Even educated Americans often do not know that the most important source of America's protection of fundamental human rights, the federal Bill of Rights, was not written to secure rights by limiting the powers of state government. Our most fundamental rights serve to limit state governmental power only because they have been "incorporated" by the Fourteenth Amendment, an amendment centrally designed to protect the freedmen (the emancipated former slaves) against abusive state laws. The development of the "incorporation doctrine" provides a complicated, and even somewhat murky, history and ultimately ties us directly to the basic question whether the legal enforcement of fundamental rights requires that such rights be enumerated in the text of the Constitution or might be implied from the very idea of the moral claims of rights (what are sometimes called "natural rights").
A basic review of the historical issues raised by the "incorporation" and "implied rights" controversies is set forth in a summary prepared for presentation to a constitutional law class. (See attached file below)

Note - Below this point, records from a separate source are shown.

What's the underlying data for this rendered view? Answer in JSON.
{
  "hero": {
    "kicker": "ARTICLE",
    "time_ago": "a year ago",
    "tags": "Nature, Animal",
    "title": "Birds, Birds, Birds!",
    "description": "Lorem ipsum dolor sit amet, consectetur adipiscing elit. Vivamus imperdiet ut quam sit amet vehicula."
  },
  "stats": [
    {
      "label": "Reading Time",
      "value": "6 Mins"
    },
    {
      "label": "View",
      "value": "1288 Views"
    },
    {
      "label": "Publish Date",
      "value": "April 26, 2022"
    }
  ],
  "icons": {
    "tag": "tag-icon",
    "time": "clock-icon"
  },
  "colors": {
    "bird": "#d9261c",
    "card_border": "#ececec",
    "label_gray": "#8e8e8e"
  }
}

In turn, a more complete review of the issues raised by the text and history related to both controversies is set forth in materials to aid law students reviewing the underlying materials and confronting these issues. (See attached file below)